Council members Sigaty, Jen Terrasa and Calvin Ball all said they learned about the initiative the same way the general public did — through social media.

“We want to be safer and we want to do that in a smart way, so I’m interested to hear how they think pulling a patrol officer off the street and bringing them into school achieves that,” Terrasa said. “[School resource officers] stay at the school and develop strong relations with the school and families, we need them. This is going to stretch our officers thin and we need them out in our community and keeping us safe. So the question is how does adding them to our schools add [to our safety]?”

Ball said he wants officers in schools to receive training in restorative justice practices, something Martirano mentioned during a press conference on Tuesday would be implemented with school resource officers, however he did not mention whether this would also include patrol officers or when and how this training would take place.
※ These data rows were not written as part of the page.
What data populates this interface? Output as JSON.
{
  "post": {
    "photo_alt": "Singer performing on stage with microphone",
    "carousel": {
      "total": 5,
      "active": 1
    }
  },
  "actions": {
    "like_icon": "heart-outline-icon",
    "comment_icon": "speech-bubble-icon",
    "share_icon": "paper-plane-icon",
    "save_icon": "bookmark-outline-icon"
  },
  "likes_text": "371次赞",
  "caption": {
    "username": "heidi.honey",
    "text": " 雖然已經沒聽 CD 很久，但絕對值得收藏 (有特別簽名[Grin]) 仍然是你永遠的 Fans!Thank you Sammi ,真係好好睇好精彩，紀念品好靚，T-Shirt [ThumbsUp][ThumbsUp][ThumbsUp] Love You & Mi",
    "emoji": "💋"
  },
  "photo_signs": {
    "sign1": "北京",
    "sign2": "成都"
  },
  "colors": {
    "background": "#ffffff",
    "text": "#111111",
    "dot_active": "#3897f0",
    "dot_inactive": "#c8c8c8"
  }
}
Restorative justice practices, an approach to conflict resolution, focus on fixing the relationship between an offender and victim through positive communication.


“Being in a school around children is a potentially different beat than a normal foot patrol, so I want them to have sufficient training so they know and they’re empowered to do their best,” Ball said. “There needs to be a broad community conversation about how the community feels about this change.”